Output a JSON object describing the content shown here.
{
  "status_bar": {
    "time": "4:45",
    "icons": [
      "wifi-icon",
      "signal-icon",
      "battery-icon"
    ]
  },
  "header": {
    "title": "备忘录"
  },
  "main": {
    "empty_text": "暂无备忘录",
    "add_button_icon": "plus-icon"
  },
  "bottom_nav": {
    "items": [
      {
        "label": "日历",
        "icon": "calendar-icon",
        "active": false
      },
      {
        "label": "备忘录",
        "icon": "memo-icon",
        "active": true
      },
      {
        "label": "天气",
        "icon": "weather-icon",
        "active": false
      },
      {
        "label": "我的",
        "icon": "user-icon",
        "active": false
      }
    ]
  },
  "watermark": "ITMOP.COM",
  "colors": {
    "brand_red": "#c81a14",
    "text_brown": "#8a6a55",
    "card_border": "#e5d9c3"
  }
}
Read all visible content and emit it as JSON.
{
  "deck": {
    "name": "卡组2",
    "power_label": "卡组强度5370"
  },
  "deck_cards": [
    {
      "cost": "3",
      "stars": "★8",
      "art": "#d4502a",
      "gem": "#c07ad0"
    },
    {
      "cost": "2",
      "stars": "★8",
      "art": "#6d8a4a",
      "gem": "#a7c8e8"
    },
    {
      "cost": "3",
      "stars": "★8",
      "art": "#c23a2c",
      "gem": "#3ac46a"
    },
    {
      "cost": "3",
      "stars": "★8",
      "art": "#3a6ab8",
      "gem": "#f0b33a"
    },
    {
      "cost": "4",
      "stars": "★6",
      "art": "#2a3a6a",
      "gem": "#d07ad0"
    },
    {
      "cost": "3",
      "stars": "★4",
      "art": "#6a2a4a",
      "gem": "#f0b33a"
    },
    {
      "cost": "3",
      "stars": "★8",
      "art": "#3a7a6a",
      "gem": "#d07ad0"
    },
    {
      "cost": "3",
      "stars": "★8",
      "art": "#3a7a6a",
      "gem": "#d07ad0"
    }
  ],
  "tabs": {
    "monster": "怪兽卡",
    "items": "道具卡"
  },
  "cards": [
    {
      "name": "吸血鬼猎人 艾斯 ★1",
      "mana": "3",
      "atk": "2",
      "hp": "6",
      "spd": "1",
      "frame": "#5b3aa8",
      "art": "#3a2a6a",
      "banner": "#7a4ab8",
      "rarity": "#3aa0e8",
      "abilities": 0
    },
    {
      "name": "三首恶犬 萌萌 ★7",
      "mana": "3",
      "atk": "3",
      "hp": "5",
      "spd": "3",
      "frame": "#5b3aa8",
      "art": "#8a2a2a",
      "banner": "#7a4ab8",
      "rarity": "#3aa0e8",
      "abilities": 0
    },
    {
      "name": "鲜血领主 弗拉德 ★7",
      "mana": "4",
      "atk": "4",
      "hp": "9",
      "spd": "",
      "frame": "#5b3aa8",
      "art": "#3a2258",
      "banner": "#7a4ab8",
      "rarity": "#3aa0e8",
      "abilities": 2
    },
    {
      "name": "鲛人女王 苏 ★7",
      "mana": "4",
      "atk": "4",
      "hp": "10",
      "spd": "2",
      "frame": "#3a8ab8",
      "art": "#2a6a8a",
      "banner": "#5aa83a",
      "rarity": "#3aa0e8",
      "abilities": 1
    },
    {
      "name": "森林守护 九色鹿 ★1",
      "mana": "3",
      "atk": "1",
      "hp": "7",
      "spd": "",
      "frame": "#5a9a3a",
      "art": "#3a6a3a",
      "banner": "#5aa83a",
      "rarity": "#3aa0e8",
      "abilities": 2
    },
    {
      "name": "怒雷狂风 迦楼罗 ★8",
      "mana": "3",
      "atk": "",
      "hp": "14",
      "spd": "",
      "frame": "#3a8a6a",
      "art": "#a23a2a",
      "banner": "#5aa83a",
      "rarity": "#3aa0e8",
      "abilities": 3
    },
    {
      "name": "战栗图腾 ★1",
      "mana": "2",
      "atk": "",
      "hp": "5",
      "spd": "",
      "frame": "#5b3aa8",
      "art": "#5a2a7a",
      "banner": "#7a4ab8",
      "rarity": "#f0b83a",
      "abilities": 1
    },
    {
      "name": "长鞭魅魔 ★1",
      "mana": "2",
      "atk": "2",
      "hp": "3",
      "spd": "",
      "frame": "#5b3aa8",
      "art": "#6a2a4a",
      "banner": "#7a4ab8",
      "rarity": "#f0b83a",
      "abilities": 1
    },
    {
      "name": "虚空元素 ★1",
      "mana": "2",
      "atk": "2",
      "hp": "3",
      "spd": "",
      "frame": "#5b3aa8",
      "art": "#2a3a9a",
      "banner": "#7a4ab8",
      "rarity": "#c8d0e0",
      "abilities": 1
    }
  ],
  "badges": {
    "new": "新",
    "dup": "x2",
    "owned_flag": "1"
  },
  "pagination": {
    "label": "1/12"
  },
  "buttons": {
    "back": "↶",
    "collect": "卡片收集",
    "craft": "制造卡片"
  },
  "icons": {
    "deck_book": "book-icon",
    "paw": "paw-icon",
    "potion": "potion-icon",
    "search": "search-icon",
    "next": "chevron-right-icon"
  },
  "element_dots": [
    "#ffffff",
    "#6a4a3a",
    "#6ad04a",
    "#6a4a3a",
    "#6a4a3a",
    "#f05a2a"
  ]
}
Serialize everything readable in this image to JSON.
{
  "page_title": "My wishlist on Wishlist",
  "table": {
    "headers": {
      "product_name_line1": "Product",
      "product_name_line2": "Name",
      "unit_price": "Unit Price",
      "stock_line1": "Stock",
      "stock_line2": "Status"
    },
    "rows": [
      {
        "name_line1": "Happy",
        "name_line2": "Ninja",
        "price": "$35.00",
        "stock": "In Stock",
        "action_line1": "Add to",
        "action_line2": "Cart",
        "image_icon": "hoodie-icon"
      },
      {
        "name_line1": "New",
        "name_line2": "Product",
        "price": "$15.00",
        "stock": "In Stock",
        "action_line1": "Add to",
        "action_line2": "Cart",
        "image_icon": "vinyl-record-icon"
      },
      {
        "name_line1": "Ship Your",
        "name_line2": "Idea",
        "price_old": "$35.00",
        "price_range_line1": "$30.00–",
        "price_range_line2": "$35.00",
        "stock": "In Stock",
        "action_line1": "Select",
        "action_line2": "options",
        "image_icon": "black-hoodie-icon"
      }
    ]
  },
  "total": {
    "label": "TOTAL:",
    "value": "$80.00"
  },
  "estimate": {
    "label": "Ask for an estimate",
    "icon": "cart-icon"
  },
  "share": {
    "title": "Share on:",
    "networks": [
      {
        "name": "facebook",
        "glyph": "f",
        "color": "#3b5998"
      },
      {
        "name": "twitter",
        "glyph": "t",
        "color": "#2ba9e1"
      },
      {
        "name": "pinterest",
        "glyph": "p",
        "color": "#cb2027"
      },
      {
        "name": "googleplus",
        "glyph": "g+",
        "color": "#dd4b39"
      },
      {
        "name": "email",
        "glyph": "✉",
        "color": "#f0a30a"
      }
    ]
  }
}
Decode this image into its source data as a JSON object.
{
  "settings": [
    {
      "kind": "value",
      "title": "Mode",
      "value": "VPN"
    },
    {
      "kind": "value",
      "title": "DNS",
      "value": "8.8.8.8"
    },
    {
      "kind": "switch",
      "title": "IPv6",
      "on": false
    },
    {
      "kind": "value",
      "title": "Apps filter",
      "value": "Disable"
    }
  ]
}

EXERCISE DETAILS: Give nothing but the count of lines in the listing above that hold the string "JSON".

EXERCISE ANSWER: 4